Understanding malignant tumors and developing efficient therapeutics. Normal cells regulate their life cycle and growth carefully, subordinating the Darwinian tendency to reproduce in favor of maintaining the homeostasis of the multicellular organism they inhabit. During evolution some cells in the human body undergo changes in their genetic material and become growth and survival dominant over the neighboring cells. More than 150 defined diseases known as malignant tumors develop as a consequence. This program breeds new ideas into the molecular understanding of different malignant tumors and the development of modern and more efficient therapeutics against these diseases.
The program focuses on the following topics:
- Ubiquitin and cancer – The program co-ordinated by Ivan Đikić will study signal transduction mediated by ubiquitin and Ub-like modifiers in tumor development.
- Ubiquitylation is an emerging mechanism implicated in a variety of non-proteolytic cellular functions. Ubiquitin (Ub) is a highly conserved protein of 8 kDa that becomes covalently attached to lysine residues of target proteins. Evidently, the types of Ub modifications that can form are diverse. The attachment of a single ubiquitin (Ub) or poly-Ub chains to proteins control gene transcription, DNA repair and replication, intracellular trafficking and virus budding. In these processes, protein ubiquitylation exhibits inducibility, reversibility and recognition by specialized domains, features similar to protein phosphorylation, which enable Ub to act as a signaling device.

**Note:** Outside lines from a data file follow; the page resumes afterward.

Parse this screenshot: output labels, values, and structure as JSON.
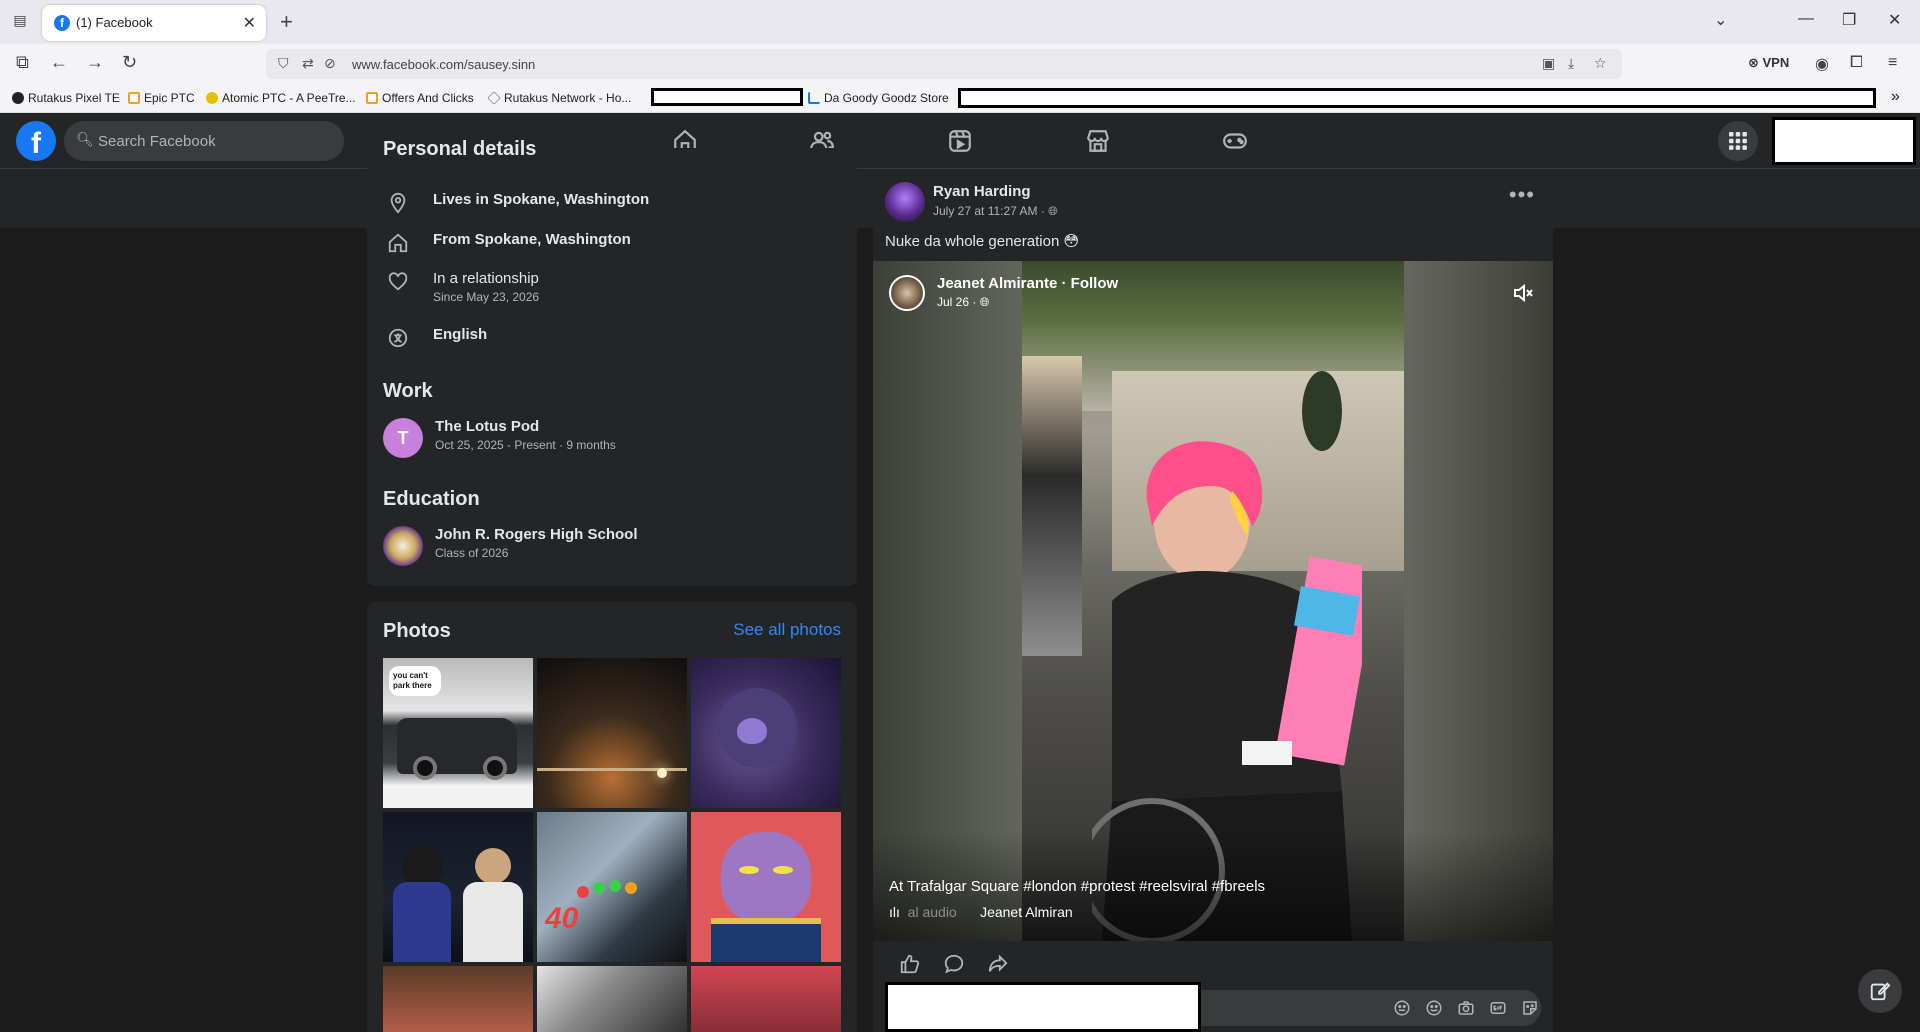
{
  "browser": {
    "tab_title": "(1) Facebook",
    "tab_favicon": "f",
    "new_tab": "+",
    "url": "www.facebook.com/sausey.sinn",
    "vpn_label": "VPN",
    "bookmarks": [
      {
        "label": "Rutakus Pixel TE",
        "color": "#222222"
      },
      {
        "label": "Epic PTC",
        "color": "#f0a020"
      },
      {
        "label": "Atomic PTC - A PeeTre...",
        "color": "#e8c000"
      },
      {
        "label": "Offers And Clicks",
        "color": "#f0a020"
      },
      {
        "label": "Rutakus Network - Ho...",
        "color": "#888888"
      },
      {
        "label": "Da Goody Goodz Store",
        "color": "#1a73e8"
      }
    ]
  },
  "facebook": {
    "logo": "f",
    "search_placeholder": "Search Facebook"
  },
  "intro": {
    "section_title": "Personal details",
    "details": [
      {
        "icon": "location-icon",
        "text": "Lives in Spokane, Washington",
        "sub": ""
      },
      {
        "icon": "home-icon",
        "text": "From Spokane, Washington",
        "sub": ""
      },
      {
        "icon": "relationship-icon",
        "text": "In a relationship",
        "sub": "Since May 23, 2026"
      },
      {
        "icon": "language-icon",
        "text": "English",
        "sub": ""
      }
    ],
    "work_title": "Work",
    "work": {
      "initial": "T",
      "name": "The Lotus Pod",
      "sub": "Oct 25, 2025 - Present · 9 months"
    },
    "education_title": "Education",
    "education": {
      "name": "John R. Rogers High School",
      "sub": "Class of 2026"
    }
  },
  "photos": {
    "title": "Photos",
    "see_all": "See all photos",
    "thumb1_caption": "you can't park there"
  },
  "post": {
    "author": "Ryan Harding",
    "meta": "July 27 at 11:27 AM · ",
    "text": "Nuke da whole generation 😳",
    "reel": {
      "author": "Jeanet Almirante · Follow",
      "date": "Jul 26 · ",
      "caption": "At Trafalgar Square  #london #protest #reelsviral #fbreels",
      "audio_dim": "al audio",
      "audio_name": "Jeanet Almiran"
    }
  }
}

- How different Ub and Ubl modifications, in particular monoUb, UbLys63 chains and SUMO, establish networks of protein-protein interactions and regulate cellular functions will be studied. Special focus will be on the molecular characterization of these processes during tumor development. Based on the accrued knowledge we plan to develop novel detection and therapeutic methods specific for different tumor types.